The issue before the Jerusalem Council was: from whence does covenantal salvation come? Some unauthorized Pharisees argued it comes from circumcision (15:1), Peter argued it comes from grace and faith (15:9,11). Peter also posited that Gentiles had joined Israel, becoming “a People for His Name”(15:14, Note: only Israel is called by His name, Deut. 14:2; Isaiah 63:19). The council concluded that Peter’s argument was correct (15:14) because his argument agreed with the Prophets (Amos 9:11-12 (LXX); Zechariah 2:11; Isaiah 2:2-3; Isaiah 45; Isaiah 56:3; Isaiah 45:21-22 (LXX), Isaiah 56:6-7 (MT); Micah 4:1-2; Jeremiah 31:31-33 (LXX); Ezekiel 36:25-27) . Given that Peter, the Prophets, and the Council deemed Messianic Gentiles to be saved by grace (contra the Pharisees of 15:1) and “turned” from paganism to join the G-d and People of Israel, James used this newly-established jurisdictional authority over the Messianic Gentiles to order them to desist from contextually-linked, pagan practices (i.e. the Fourfold Decree) that they might now cling to a Judaic sphere of influence (15:21, “law of Moses”). Far from being a streamlined Torah for Gentiles, the fourfold decree describes 4 things done in first-century pagan temples: (1) the first-century Gentiles would’ve understood the first item on the list as setting the stage for cultic pagan rites: alisgematon ton eidolon (“pollutions of idols” and the clarifying term eidolothuton in 15:29 which refers to foods offered to idols);(2) the first-century Gentile would have associated pniktou (“things strangled”) with cultic rites in which the sacrificial animal is strangled (see Philo, Special Laws 4.122); (3) the first-century Gentile would’ve associated porneia, given the context of “eidolon”, with temple prostitution which was embarrassingly well-known in that era; (4) last, the reference to “blood” to a first-century Gentile would bring to mind the nearly universal cultic rite of blood-drinking. In summary: Acts 15 teaches that Gentile Believers belong to Israel, are expected to abstain from idolatry (i.e. the fourfold decree), and are expected to transplant themselves into a Judaic sphere of influence where the Torah of Moses is taught (Acts 15:21). Now, given that all covenantal members of Israel are bound by the precedent of “one law for the community” (Exodus 12:48,49; Lev. 24:22; Numbers 9:14; Numbers 15:15-16), and given that the decision was issued by Ya’akov (James), it follows that James expected that Gentile Believers would be “doers of the word and not hearers only” (James 1:22).
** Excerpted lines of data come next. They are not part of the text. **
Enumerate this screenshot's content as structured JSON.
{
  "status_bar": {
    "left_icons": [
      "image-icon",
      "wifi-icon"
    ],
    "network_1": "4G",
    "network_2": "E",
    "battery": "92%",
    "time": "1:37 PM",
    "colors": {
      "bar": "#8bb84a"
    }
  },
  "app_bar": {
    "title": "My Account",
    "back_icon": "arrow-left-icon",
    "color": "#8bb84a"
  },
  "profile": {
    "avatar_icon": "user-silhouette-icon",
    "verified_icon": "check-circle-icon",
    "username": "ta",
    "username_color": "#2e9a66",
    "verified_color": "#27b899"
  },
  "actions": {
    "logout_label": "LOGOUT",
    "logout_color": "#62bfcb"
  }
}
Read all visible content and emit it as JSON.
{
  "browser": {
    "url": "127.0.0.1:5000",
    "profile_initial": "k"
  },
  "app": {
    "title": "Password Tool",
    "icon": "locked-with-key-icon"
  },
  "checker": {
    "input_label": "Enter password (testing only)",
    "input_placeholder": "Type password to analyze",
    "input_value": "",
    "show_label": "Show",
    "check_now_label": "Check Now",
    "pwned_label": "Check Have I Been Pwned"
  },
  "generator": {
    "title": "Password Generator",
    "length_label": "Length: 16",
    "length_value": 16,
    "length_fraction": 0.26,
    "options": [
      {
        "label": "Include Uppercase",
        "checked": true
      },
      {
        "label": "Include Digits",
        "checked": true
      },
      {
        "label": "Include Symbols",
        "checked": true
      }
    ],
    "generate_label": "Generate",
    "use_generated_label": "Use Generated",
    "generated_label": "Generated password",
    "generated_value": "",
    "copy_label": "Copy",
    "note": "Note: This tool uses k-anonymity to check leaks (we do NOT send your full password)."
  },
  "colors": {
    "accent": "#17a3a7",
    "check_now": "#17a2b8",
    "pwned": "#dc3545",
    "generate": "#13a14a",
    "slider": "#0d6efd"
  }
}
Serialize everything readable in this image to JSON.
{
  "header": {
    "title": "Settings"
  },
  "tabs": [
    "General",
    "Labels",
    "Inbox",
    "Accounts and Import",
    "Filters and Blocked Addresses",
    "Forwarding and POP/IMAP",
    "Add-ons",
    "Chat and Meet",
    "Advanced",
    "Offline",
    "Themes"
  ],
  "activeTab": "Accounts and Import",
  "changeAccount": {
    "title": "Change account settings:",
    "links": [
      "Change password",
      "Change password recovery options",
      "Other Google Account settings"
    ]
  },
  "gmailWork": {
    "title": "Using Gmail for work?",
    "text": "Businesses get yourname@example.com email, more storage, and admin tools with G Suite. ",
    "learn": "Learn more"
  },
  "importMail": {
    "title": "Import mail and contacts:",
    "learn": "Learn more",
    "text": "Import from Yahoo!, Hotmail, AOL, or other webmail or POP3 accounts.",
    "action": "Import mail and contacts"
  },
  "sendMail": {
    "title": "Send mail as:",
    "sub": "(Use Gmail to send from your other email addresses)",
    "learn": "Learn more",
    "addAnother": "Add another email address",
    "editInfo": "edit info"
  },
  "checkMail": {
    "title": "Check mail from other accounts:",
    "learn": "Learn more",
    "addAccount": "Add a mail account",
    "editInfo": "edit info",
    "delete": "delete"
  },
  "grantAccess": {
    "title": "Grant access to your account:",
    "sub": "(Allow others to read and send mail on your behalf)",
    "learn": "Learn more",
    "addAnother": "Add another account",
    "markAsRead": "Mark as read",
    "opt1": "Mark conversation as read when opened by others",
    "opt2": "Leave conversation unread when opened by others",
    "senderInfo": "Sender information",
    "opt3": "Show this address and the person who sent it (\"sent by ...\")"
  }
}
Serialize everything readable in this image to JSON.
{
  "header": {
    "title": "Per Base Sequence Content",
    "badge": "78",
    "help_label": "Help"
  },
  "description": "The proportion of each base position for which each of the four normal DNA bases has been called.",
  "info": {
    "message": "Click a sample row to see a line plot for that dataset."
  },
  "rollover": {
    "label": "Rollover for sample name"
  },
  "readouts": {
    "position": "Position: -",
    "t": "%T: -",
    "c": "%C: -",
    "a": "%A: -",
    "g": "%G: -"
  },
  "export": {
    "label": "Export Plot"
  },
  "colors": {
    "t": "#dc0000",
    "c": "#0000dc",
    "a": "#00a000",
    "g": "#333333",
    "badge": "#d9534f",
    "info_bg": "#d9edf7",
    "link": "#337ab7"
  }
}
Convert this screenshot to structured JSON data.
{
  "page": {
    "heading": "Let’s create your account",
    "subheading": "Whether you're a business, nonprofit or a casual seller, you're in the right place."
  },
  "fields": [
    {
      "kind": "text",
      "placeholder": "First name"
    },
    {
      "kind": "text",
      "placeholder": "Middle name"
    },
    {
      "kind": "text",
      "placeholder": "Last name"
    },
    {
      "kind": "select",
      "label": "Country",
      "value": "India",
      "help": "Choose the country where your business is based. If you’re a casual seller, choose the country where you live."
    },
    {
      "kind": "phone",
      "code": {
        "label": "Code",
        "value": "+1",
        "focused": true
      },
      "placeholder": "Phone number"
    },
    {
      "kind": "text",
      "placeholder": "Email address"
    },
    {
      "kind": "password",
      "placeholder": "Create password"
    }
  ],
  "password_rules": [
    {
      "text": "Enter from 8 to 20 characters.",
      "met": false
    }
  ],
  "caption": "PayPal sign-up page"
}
Source: Orthodox Messianic Judaism (http://goo.gl/tTgTQM)